Moreover, Israel-related anti-Semitic attitudes are found to a greater degree among immigrants who grew up in countries where people are less aware of the importance the Holocaust has had on the German identity and the responsibility that has resulted from it. In addition, Muslims who are more religious are more likely to express anti-Semitic attitudes. “Anti-Semitism is partly based on religion in some of the countries Muslim immigrants are originally from. Interpretations of Islam should therefore be promoted that do not divide society, but can serve as a bridge between people,” says Yasemin El-Menouar, religion expert at the Bertelsmann Stiftung.

Muslims under general suspicion

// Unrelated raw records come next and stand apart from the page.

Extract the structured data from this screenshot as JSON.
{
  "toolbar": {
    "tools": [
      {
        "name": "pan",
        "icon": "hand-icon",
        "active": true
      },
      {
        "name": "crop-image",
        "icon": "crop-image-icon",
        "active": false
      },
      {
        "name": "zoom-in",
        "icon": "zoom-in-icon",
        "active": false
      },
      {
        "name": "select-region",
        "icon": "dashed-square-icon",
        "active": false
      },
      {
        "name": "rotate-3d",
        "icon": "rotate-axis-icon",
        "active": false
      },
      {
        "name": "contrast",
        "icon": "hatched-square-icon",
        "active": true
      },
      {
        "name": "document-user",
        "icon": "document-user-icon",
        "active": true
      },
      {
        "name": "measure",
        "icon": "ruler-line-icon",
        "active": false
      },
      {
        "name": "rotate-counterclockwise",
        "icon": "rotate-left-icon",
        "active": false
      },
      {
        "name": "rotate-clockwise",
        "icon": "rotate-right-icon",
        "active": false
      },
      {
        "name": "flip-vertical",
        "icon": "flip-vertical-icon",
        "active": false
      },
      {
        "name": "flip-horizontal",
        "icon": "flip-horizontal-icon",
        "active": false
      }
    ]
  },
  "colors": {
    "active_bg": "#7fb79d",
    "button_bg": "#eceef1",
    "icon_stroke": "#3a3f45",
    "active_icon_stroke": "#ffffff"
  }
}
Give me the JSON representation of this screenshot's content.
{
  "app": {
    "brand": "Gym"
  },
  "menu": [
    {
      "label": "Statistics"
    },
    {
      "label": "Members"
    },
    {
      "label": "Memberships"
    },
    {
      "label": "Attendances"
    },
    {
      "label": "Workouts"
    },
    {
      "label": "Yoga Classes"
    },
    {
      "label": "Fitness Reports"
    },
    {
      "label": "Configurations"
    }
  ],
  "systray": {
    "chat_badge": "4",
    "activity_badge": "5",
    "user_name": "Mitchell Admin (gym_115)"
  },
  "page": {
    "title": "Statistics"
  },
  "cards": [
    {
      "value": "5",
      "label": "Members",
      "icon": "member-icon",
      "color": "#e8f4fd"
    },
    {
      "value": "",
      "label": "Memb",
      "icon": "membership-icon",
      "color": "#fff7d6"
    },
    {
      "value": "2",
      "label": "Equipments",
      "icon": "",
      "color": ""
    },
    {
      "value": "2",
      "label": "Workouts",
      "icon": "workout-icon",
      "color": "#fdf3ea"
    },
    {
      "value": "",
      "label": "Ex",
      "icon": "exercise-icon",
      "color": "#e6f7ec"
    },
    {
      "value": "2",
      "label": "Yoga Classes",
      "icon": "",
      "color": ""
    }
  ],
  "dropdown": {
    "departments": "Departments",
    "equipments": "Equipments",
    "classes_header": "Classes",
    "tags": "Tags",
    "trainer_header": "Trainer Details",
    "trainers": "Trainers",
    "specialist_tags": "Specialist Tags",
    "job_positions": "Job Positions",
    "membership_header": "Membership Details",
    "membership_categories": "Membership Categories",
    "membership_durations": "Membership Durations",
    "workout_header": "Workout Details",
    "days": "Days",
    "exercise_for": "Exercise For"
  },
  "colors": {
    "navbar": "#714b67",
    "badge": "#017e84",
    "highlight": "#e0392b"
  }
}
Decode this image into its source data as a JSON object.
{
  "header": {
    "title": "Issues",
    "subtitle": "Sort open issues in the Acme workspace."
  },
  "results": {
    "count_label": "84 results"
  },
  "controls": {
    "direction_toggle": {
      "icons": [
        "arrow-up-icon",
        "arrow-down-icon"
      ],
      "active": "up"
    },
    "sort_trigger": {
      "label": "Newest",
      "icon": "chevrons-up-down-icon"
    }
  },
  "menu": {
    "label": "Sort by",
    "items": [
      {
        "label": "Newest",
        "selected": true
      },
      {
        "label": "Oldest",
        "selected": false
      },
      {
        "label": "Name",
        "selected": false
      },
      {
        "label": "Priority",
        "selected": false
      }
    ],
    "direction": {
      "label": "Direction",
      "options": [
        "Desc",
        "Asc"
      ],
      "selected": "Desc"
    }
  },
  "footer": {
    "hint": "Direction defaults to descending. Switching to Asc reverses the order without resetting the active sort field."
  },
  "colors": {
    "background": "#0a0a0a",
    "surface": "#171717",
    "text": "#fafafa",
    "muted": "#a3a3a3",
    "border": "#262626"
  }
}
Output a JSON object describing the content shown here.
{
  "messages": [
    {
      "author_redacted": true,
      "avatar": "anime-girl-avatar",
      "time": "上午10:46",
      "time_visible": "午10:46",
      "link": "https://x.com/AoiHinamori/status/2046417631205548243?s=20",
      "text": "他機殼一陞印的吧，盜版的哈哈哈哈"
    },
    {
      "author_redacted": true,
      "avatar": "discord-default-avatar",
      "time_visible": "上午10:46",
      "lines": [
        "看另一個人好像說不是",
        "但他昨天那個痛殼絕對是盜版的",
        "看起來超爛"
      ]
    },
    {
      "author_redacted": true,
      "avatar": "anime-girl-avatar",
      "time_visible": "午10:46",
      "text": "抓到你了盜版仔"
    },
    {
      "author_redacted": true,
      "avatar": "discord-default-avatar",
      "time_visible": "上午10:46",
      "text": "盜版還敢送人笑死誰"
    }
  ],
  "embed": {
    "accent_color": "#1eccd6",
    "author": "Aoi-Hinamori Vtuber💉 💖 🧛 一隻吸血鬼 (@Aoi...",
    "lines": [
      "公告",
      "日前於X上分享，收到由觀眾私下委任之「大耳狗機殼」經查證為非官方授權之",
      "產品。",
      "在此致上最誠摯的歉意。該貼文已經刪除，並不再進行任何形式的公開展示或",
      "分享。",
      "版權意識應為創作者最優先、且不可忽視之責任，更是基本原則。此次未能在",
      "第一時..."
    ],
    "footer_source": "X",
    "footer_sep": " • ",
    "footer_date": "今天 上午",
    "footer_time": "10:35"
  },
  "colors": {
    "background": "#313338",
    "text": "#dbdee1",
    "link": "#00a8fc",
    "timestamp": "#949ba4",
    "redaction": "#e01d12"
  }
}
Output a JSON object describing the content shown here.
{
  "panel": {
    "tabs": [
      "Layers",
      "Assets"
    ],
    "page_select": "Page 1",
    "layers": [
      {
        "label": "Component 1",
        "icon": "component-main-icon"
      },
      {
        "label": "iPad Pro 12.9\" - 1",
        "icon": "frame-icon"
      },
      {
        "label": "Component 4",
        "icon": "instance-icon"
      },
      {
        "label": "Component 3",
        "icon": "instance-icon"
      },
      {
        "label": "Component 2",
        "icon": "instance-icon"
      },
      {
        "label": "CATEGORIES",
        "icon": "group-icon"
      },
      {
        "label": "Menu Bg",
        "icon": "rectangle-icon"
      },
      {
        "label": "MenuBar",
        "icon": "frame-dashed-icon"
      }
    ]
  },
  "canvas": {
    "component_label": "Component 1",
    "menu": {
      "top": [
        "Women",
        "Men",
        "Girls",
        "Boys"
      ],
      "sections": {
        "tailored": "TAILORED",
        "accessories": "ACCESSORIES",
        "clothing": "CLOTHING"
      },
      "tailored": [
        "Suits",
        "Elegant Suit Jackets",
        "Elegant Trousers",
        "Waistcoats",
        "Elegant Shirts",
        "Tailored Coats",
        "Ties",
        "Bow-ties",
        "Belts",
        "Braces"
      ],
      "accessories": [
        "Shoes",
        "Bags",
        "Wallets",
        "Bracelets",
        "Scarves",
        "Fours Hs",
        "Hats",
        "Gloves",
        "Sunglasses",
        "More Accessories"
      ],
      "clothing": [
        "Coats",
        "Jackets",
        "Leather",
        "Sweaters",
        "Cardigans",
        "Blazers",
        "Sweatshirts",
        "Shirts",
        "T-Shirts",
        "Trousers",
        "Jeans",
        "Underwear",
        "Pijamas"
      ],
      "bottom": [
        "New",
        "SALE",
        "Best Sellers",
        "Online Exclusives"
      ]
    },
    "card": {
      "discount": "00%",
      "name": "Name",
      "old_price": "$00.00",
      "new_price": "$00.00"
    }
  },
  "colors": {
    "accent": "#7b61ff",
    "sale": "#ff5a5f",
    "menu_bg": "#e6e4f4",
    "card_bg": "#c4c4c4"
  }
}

At the same time, anti-Muslim sentiment is also widespread in German society. For example, 52 percent of the population perceives Islam to be “very” or “rather” threatening, while 54 percent of non-Muslims in Germany view Islam as “primarily a political ideology” and 58 percent believe the Muslim population supports Islamist terrorists. “Equating Islam and Islamism in this manner means that Muslims are often under general suspicion when Islamists commit atrocities,” says El-Menouar. “Both anti-Semitic and anti-Muslim prejudices lead to social division. We must stand up to them, including to preserve social cohesion.” Our factsheet lists six concrete ways society can counter anti-Semitic and anti-Muslim prejudice and resentment and promote awareness and understanding. More information on these and other findings from our study can be found in the publication below.


Additional information:

The publication “Antisemitismus, Rassismus und gesellschaftlicher Zusammenhalt” (Anti-Semitism, Racism and Social Cohesion) is part of the 2023 Religion Monitor. The underlying data were collected in June and July 2022. A total of 10,657 people were surveyed in Germany, the Netherlands, France, the UK, Spain, Poland and the US. In Germany, 4,363 people participated in the survey. The findings are representative of the German population.     

The Bertelsmann Stiftung has been using the Religion Monitor since 2008 to examine the role religion plays in social cohesion in various countries. The 2023 Religion Monitor looks at questions of religiosity in times of multiple crises along with the issue of diversity, solidarity and tolerance towards people of other faiths. Findings from the studies shed light on possibilities for promoting peaceful coexistence.